The Norwegian Fjord is one of the world’s oldest horse breeds. The breed is easily recognizable today by its dun colouring and primitive markings that trace back to prehistoric horses. Although they resemble wild Przewalski horses, they are not closely related.

Fjord horses served as Viking war horses and were used for farmwork after their ancestors migrated to western Norway thousands of years ago. Their strength, unique looks, and willing temperaments created widespread interest in the breed.

Modern Fjord horses have a light draft build, but genetic diseases that commonly affect draft horses rarely occur in the breed’s pure bloodlines. However, certain traits that enabled their ancestors to thrive in harsh climates may now contribute to an elevated risk of health issues among modern equines.
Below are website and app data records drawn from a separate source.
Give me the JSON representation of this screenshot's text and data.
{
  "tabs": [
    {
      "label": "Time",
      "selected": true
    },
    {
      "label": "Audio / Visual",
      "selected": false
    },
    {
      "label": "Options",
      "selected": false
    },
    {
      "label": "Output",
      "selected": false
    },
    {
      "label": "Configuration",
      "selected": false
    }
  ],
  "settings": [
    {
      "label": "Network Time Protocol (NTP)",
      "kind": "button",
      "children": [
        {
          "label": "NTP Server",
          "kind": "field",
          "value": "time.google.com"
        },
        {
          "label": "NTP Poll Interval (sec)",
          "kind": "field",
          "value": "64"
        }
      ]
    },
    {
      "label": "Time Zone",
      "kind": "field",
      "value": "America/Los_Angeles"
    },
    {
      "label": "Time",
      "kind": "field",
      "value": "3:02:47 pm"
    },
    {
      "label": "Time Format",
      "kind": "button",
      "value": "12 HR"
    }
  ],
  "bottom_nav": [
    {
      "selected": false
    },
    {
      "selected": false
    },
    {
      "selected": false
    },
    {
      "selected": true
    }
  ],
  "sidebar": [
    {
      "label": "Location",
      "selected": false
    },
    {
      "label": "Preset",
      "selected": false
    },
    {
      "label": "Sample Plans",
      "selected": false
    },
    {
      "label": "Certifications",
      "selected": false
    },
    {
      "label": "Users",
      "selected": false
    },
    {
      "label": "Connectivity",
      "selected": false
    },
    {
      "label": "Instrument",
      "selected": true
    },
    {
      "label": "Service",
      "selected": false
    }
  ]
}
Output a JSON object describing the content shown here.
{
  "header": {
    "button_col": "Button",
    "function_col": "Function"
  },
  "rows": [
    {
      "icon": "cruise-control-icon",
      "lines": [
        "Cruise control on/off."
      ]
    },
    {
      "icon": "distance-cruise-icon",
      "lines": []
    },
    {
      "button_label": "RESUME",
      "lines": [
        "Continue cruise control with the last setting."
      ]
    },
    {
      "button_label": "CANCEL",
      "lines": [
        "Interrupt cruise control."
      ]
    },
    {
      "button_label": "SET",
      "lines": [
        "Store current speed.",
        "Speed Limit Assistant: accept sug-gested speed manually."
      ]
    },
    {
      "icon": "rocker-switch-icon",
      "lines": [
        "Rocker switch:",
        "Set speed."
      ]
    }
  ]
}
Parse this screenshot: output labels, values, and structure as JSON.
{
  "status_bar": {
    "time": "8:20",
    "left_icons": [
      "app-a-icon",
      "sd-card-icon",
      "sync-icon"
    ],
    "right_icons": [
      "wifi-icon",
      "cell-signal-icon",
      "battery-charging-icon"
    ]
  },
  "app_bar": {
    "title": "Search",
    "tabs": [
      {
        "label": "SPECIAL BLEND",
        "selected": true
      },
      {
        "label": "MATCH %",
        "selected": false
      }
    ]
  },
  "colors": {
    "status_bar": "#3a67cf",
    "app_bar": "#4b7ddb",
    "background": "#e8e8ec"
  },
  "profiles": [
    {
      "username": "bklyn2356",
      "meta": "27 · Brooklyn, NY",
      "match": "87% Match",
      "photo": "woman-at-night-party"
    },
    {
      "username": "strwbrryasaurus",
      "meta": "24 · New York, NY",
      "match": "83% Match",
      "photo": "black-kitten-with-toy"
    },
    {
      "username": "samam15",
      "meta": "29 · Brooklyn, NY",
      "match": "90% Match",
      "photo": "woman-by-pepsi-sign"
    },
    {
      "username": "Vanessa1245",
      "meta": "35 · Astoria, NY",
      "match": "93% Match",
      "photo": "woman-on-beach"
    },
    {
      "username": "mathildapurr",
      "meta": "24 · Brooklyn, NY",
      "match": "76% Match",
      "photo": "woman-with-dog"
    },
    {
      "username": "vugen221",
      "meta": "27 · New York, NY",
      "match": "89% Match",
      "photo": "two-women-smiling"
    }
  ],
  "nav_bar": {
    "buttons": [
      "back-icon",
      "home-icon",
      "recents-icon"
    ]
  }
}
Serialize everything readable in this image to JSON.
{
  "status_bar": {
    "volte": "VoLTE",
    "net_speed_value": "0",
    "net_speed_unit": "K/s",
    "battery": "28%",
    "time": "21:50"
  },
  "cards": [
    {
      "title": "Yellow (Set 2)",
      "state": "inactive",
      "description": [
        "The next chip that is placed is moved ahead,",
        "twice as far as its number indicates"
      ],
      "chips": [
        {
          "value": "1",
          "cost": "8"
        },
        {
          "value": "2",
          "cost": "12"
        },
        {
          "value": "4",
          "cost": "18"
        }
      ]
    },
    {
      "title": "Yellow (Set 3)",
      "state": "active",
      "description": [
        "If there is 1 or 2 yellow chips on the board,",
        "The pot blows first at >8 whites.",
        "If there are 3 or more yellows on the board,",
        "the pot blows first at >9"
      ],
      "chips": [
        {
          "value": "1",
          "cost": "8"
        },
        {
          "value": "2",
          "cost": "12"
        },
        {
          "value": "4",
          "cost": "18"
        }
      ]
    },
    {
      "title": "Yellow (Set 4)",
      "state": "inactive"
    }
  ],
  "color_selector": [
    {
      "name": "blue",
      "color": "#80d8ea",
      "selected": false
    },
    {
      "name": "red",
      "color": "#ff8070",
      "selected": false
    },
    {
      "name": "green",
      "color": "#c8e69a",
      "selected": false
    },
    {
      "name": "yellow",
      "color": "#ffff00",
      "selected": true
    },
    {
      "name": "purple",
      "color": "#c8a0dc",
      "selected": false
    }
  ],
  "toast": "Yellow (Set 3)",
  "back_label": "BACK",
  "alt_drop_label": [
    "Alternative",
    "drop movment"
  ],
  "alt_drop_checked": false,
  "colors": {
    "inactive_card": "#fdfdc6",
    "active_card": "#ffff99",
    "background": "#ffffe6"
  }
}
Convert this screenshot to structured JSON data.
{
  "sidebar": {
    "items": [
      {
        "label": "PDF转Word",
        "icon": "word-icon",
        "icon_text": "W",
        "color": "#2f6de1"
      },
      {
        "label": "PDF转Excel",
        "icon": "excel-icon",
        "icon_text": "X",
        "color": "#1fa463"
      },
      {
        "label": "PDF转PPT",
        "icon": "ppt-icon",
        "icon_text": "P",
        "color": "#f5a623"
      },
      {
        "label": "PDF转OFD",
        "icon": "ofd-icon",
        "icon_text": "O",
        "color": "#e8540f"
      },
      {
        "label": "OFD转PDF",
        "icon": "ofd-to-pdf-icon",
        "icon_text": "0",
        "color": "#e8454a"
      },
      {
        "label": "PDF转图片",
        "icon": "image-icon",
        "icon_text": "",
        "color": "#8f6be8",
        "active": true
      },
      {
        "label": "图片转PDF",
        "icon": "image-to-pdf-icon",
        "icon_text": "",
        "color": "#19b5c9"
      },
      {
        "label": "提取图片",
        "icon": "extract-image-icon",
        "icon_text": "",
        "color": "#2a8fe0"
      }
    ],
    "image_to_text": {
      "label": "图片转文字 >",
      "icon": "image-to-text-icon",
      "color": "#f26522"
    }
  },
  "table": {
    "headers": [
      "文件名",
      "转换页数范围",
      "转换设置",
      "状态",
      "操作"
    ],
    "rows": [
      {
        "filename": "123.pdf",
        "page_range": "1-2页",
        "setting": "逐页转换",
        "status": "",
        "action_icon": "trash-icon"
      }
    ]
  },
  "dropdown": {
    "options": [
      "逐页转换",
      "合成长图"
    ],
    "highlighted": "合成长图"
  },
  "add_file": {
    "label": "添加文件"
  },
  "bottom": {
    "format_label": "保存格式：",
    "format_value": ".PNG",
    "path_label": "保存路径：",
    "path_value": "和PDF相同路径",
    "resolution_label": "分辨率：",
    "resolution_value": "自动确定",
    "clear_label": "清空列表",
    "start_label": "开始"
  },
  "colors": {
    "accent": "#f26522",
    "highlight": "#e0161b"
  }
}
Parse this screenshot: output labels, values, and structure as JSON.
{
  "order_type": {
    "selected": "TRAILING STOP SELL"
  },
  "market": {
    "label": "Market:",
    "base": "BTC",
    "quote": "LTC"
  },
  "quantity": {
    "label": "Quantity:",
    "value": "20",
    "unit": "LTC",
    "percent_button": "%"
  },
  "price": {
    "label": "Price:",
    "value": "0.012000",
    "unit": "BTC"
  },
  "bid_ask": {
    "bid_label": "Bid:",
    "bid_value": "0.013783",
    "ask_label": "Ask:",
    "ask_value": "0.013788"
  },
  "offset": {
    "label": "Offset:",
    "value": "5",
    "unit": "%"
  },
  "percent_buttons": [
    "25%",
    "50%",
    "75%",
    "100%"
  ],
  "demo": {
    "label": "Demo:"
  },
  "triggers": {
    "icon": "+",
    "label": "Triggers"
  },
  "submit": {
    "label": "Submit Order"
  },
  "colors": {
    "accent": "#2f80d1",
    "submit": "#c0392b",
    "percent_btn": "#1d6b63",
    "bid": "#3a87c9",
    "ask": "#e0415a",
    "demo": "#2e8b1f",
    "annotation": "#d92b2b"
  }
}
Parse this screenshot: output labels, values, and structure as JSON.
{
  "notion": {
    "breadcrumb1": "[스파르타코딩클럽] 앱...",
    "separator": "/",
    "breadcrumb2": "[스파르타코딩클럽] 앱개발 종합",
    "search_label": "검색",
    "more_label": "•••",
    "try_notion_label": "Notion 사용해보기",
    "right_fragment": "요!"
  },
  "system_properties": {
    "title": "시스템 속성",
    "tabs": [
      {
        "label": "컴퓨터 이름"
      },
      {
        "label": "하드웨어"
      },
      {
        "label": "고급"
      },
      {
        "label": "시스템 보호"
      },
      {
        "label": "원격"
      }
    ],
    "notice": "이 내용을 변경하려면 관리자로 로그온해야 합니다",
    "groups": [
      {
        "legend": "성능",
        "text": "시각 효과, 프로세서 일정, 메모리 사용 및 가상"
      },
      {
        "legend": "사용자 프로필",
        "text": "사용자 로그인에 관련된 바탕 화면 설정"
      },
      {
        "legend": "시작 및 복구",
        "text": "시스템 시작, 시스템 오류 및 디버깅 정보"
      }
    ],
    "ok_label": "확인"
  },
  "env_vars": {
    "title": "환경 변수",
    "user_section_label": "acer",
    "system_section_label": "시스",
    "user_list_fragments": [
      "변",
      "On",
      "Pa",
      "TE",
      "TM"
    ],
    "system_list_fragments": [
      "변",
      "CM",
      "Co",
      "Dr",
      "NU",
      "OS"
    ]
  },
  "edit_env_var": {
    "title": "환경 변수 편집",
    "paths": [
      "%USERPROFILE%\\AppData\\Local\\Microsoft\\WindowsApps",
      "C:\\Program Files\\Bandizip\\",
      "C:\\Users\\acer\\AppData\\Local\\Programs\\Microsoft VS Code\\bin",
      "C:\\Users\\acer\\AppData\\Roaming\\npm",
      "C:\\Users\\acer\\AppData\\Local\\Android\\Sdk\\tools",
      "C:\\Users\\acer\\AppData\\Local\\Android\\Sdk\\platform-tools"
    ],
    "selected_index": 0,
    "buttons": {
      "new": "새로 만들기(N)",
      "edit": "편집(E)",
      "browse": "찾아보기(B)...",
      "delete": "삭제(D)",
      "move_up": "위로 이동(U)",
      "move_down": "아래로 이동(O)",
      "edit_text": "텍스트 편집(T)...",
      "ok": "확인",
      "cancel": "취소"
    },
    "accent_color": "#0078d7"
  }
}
This breed profile will discuss the history, characteristics, health problems, and nutritional needs of the Fjord breed. Keep reading to learn more about caring for and feeding Fjord horses.

Fjord Horse History

With a long recorded history of pure breeding, archeological evidence suggests modern Fjords still closely resemble their ancient ancestors. The breed originated in the mountains of western Norway and continues to hold an important place in Norwegian culture today.

Fjord Horse Breed Characteristics | Mad Barn Canada


The Fjord’s ancestors first migrated to Norway over 4,000 years ago. Archeological excavations from Viking burial sites suggest these horses have been domesticated and selectively bred for over 2,000 years. [1]

Researchers are still investigating the origin of the Fjord’s ancestors. One study found genetic links between Norwegian Fjords and native breeds from Central Asia, suggesting Eastern horses contributed to founding populations in Northern Europe. [2]

The Fjord has similar colouring and markings to the wild Przewalski horses of Mongolia. However, mitochondrial DNA studies revealed Przewalski horses last shared a common ancestor with domestic breeds over 500,000 years ago. [3]

Viking stone carvings from 1200 BC depict warriors riding stallions identifiable as Fjords into battle. The breed would play an important role in Viking culture until the end of the Viking Age in the 11th century. [1]

Historic Use

The Vikings rode Fjords as war mounts in military operations throughout Europe. Fjords introduced by Viking invaders in Iceland and Scotland significantly influenced the development of the Highland Pony and Icelandic horse.

Archeological digs of Viking burial sites revealed Fjords were often slaughtered and buried alongside deceased warriors throughout the Viking Age. The horse played an important role in Scandinavian society, becoming a central figure of Norse religion and a symbol of fertility. [4]

Following the conclusion of the Viking Age, Fjord horses shifted to serve primarily as agricultural animals in the Middle Ages. These versatile horses were tasked with carrying riders and heavy equipment along narrow roads and laboring in rugged, rocky fields. Occasionally, horses rode in rowboats to traverse the Fjords from which they derived their name.

These conditions required strong horses with quiet temperaments. Thousands of years of selective breeding preserved the primitive type until cross-breeding in the late 1800s threatened the breed. [1]

During this period, breeders crossed Fjord horses with Doles, another native Norwegian breed. Breeders aimed to increase the size and strength of Fjords for farming with bigger and sturdier Doles. But the crosses had poor temperaments and undesirable colouring.

Most modern Fjords can trace their ancestry to Njal 166, a pure Fjord stallion born in 1891 that gained popularity when breeders began efforts to eradicate Dole blood from the breed. [1]

Although the official Fjord studbook was established in the early 1900s, the breed itself stands as a significant emblem of Norwegian history spanning thousands of years.

Fjords initially garnered recognition in North America during the 1950s, and popularity has now spread worldwide, becoming a beloved presence in equine communities around the globe.

Breed Registry

The Norwegian Fjord Horse Registry (NFHR) is the official breed registry for Fjords in North America. In addition to maintaining a registry database, the NFHR promotes the conservation of Fjord horses through educational programs and breed shows.

Only purebred Norwegian Fjords with verifiable parentage are eligible for registration. The NFHR organizes evaluations for registered horses, but participation is voluntary.